Commonplaces

“You absolutely mustn’t bring the rigor of your principles of morality and justice with you when you contemplate Italy’s monuments, she told Lord Nelvil; as I’ve told you, they recall, for the most part, the splendor, elegance, and good taste of classic form rather than the glorious epoch of Roman virtue. But don’t you find some traces of the moral grandeur of the first era in the gigantic splendor of the monuments that came after?
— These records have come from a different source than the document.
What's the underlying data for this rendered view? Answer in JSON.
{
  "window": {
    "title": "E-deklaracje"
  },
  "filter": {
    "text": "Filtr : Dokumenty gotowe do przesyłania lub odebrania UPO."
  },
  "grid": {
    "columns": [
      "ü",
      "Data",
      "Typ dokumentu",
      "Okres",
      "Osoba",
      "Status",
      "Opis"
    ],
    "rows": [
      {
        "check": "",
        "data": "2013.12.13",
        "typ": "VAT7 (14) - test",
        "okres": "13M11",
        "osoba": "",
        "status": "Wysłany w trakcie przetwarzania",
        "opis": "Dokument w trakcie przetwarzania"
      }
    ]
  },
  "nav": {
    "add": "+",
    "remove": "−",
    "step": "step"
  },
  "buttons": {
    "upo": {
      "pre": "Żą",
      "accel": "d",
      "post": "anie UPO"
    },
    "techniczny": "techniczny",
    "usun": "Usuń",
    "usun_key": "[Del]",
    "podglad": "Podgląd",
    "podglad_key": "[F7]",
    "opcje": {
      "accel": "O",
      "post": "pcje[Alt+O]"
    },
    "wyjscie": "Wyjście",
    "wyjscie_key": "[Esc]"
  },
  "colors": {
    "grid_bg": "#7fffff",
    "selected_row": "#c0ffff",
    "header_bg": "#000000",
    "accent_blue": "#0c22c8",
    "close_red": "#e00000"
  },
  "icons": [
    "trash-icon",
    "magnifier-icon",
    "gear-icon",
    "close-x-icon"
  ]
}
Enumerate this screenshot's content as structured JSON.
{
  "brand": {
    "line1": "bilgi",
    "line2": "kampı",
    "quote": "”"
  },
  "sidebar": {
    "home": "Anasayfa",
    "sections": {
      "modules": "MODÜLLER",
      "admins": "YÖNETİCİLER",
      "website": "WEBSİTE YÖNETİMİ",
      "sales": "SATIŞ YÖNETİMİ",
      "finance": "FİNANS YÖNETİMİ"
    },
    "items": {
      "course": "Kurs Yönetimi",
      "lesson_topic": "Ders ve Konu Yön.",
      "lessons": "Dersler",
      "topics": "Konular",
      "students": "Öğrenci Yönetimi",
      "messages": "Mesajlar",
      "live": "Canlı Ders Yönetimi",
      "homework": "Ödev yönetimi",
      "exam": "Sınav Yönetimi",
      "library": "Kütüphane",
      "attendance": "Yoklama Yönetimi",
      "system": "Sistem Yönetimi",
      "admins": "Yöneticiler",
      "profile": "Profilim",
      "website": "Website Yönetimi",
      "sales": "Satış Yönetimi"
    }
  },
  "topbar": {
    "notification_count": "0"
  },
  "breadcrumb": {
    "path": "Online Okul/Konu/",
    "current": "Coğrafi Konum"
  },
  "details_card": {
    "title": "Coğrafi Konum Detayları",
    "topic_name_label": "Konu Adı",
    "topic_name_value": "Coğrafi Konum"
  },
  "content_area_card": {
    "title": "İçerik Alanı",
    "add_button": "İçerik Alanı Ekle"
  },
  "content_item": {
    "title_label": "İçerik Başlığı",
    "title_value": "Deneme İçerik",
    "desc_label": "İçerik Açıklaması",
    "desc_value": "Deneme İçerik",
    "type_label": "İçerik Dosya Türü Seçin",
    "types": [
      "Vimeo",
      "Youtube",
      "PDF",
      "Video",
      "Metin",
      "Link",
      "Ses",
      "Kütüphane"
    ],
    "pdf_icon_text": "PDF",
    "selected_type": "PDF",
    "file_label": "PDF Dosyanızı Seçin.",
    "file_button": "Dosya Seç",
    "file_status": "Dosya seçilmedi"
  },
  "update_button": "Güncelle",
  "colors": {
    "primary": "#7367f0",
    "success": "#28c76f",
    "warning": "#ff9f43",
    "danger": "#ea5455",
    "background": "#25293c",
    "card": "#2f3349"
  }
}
Even the degradation of the Roman people is still impressive; the mourning weeds they put on for liberty dress the world in marvels; as if the genius of ideas of beauty were striving to console man for the real and true dignity that he has lost.” —Germaine de Staël, Corinne


“We can’t play Covid,” I heard one little girl say to another in the park. “Covid isn’t over yet.” [This was several months ago, for the record.]
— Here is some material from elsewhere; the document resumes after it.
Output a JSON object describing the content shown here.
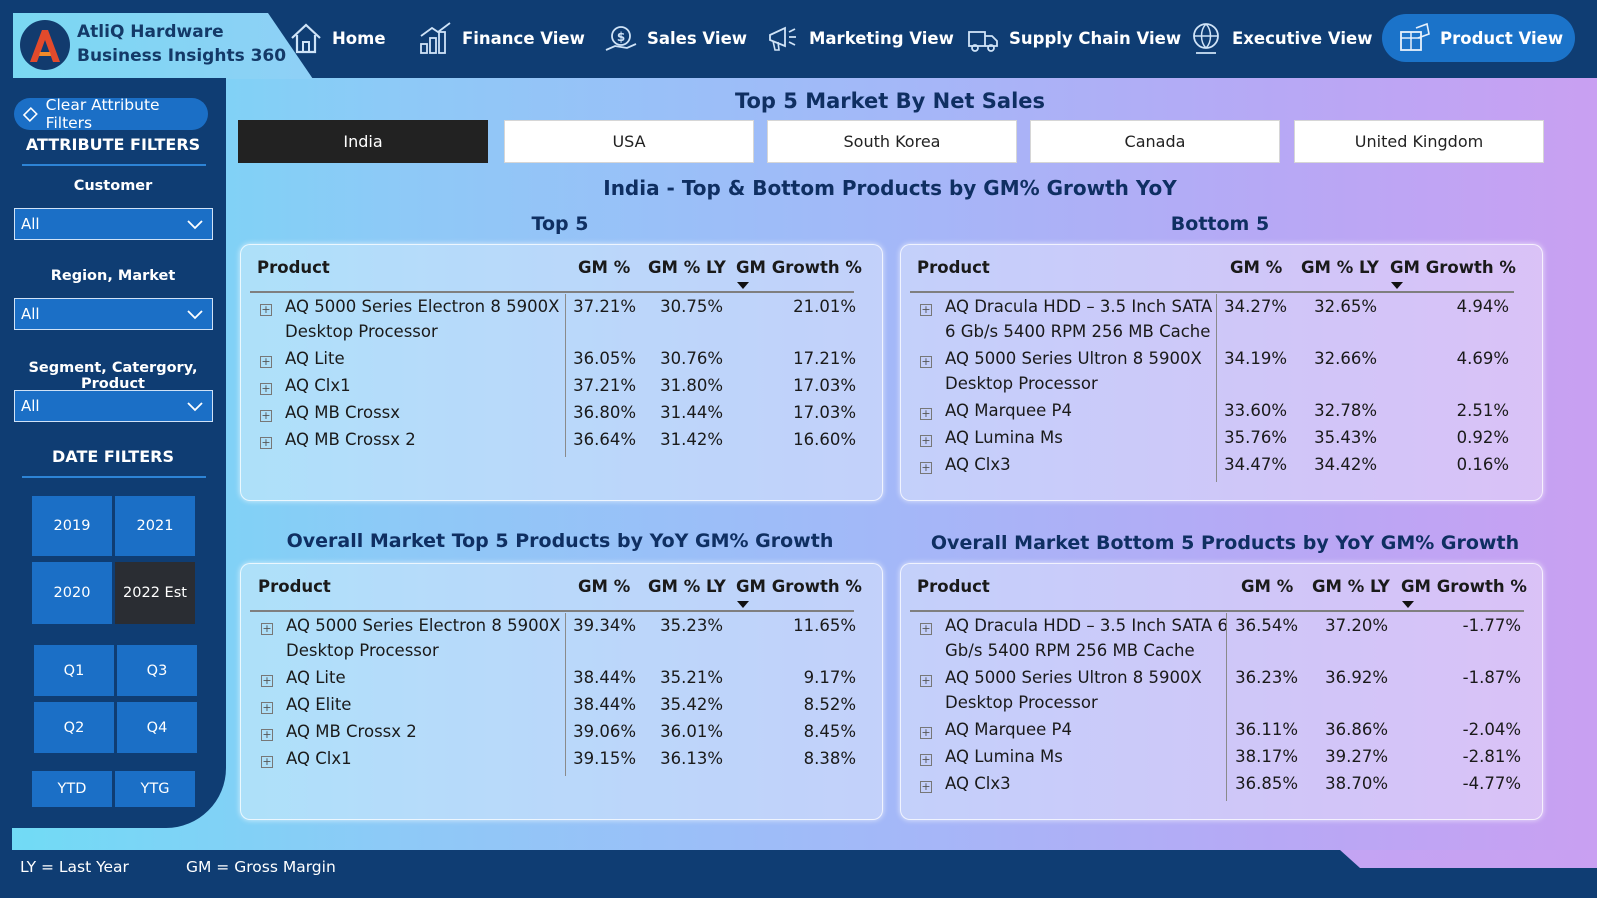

“The charm of the prismatic fringe round the edges made juggling with the lens too tempting, and a clear persistent focus was never attained.” —Christopher Morley, “The Autogenesis of a Poet”
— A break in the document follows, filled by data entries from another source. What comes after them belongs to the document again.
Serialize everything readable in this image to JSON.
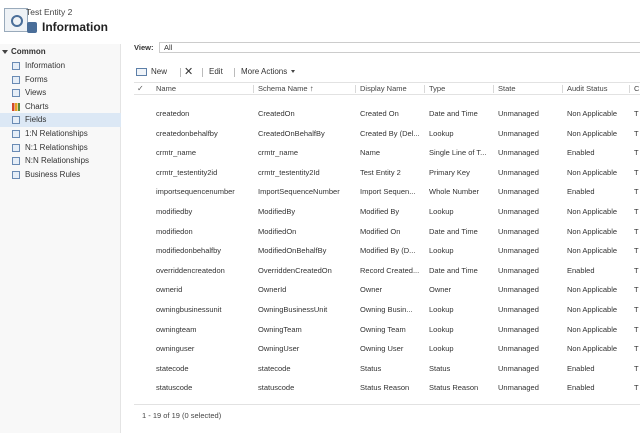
{
  "header": {
    "entity_name": "Test Entity 2",
    "title": "Information"
  },
  "sidebar": {
    "group_label": "Common",
    "items": [
      {
        "label": "Information",
        "icon": "form-icon"
      },
      {
        "label": "Forms",
        "icon": "forms-icon"
      },
      {
        "label": "Views",
        "icon": "views-icon"
      },
      {
        "label": "Charts",
        "icon": "charts-icon"
      },
      {
        "label": "Fields",
        "icon": "fields-icon",
        "selected": true
      },
      {
        "label": "1:N Relationships",
        "icon": "relationship-icon"
      },
      {
        "label": "N:1 Relationships",
        "icon": "relationship-icon"
      },
      {
        "label": "N:N Relationships",
        "icon": "relationship-icon"
      },
      {
        "label": "Business Rules",
        "icon": "business-rules-icon"
      }
    ]
  },
  "view": {
    "label": "View:",
    "selected": "All"
  },
  "toolbar": {
    "new_label": "New",
    "edit_label": "Edit",
    "more_actions_label": "More Actions"
  },
  "grid": {
    "columns": [
      "Name",
      "Schema Name",
      "Display Name",
      "Type",
      "State",
      "Audit Status",
      "C"
    ],
    "sorted_column": "Schema Name",
    "sort_direction": "ascending",
    "rows": [
      [
        "createdon",
        "CreatedOn",
        "Created On",
        "Date and Time",
        "Unmanaged",
        "Non Applicable",
        "T"
      ],
      [
        "createdonbehalfby",
        "CreatedOnBehalfBy",
        "Created By (Del...",
        "Lookup",
        "Unmanaged",
        "Non Applicable",
        "T"
      ],
      [
        "crmtr_name",
        "crmtr_name",
        "Name",
        "Single Line of T...",
        "Unmanaged",
        "Enabled",
        "T"
      ],
      [
        "crmtr_testentity2id",
        "crmtr_testentity2Id",
        "Test Entity 2",
        "Primary Key",
        "Unmanaged",
        "Non Applicable",
        "T"
      ],
      [
        "importsequencenumber",
        "ImportSequenceNumber",
        "Import Sequen...",
        "Whole Number",
        "Unmanaged",
        "Enabled",
        "T"
      ],
      [
        "modifiedby",
        "ModifiedBy",
        "Modified By",
        "Lookup",
        "Unmanaged",
        "Non Applicable",
        "T"
      ],
      [
        "modifiedon",
        "ModifiedOn",
        "Modified On",
        "Date and Time",
        "Unmanaged",
        "Non Applicable",
        "T"
      ],
      [
        "modifiedonbehalfby",
        "ModifiedOnBehalfBy",
        "Modified By (D...",
        "Lookup",
        "Unmanaged",
        "Non Applicable",
        "T"
      ],
      [
        "overriddencreatedon",
        "OverriddenCreatedOn",
        "Record Created...",
        "Date and Time",
        "Unmanaged",
        "Enabled",
        "T"
      ],
      [
        "ownerid",
        "OwnerId",
        "Owner",
        "Owner",
        "Unmanaged",
        "Non Applicable",
        "T"
      ],
      [
        "owningbusinessunit",
        "OwningBusinessUnit",
        "Owning Busin...",
        "Lookup",
        "Unmanaged",
        "Non Applicable",
        "T"
      ],
      [
        "owningteam",
        "OwningTeam",
        "Owning Team",
        "Lookup",
        "Unmanaged",
        "Non Applicable",
        "T"
      ],
      [
        "owninguser",
        "OwningUser",
        "Owning User",
        "Lookup",
        "Unmanaged",
        "Non Applicable",
        "T"
      ],
      [
        "statecode",
        "statecode",
        "Status",
        "Status",
        "Unmanaged",
        "Enabled",
        "T"
      ],
      [
        "statuscode",
        "statuscode",
        "Status Reason",
        "Status Reason",
        "Unmanaged",
        "Enabled",
        "T"
      ]
    ]
  },
  "footer": {
    "status": "1 - 19 of 19 (0 selected)"
  },
  "colors": {
    "selected_nav_bg": "#dce8f5",
    "accent": "#4a6e99"
  }
}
Instead of a meerschaum pipe that I have smoked to an amber color, I have a steel teakettle that I have bronzed over the years by putting it on the hob and then forgetting about it for hours.


“For my part I should be as satsified to play tennis with the net down as to write verse with no verse form set to stay me.” —Robert Frost to Lesley Frost, October 1934


“The world is a shambles, but I wasn’t born to set it right.” —W. H. Hudson to a friend, quoted in Jonathan Meiburg, A Most Remarkable Creature: The Hidden Life and Epic Journey of the World’s Smartest Birds of Prey


“This is what American history is like, but it is hard for us to accept: that a vigorous and splendid country could have been built by really guilty people.” —George W. S. Trow, The Harvard Black Rock Forest


When I’m reading myself to sleep, I doggedly follow the story of what I’m reading through a thickening and thickening haze until the moment when I can no longer make sense of what my eyes are perceiving and they just halt, and then there are no more words coming into my brain, and the story, which I still have an awareness of as a thing-in-itself, accumulating and assembling itself in my brain, stops moving, too, and stops changing. I wonder if death will be like this.


“But how, after all, can any of us hope to avoid certain late-afternoon moods: those moments in which we gaze out into the gathering dusk, perhaps into a drizzle of rain as well, and are assailed by twinges of foreboding?” —Thomas Mann, “The Joker”


“Even when he wasn’t thinking about the little phrase, it existed latent in his mind like certain other concepts that have no equivalent, such as the concept of light, of sound, of depth, of sensual pleasure, the rich possessions with which we vary and decorate our interior world. Maybe we’ll lose them one day, maybe they’ll be wiped out, if we’re going to return to nothingness. But as long as we’re still alive, we can’t make it that we haven’t known them, any more than we can for some physical object, any more than we’re able to, for example, have doubts about the light of the lamp that is lit in front of the metamorphosed objects in our bedroom, from which even the memory of darkness has vanished. Which is to say that Vinteuil’s phrase, like that theme from Tristan, to take another example, which also represents for us a certain gain in emotional apprehension, had wed our mortal condition, had taken on something of human nature that was actually fairly touching. Its fate had become bound, for the future, to the reality of our soul, of which it had become one of the most personal, the most distinctive ornaments. Maybe nothingness is what’s true, and our whole dream has no existence, but in that case we feel that these musical phrases, these concepts that have their existence in relation to our dream, must be nothing as well. We’re going to perish, but when we do, we’ll be holding these captive divinities hostage, and they’ll share our luck. And there’s something about death in their company that seems less bitter, less inglorious, and maybe a little less probable.” —Marcel Proust, By Way of Swann’s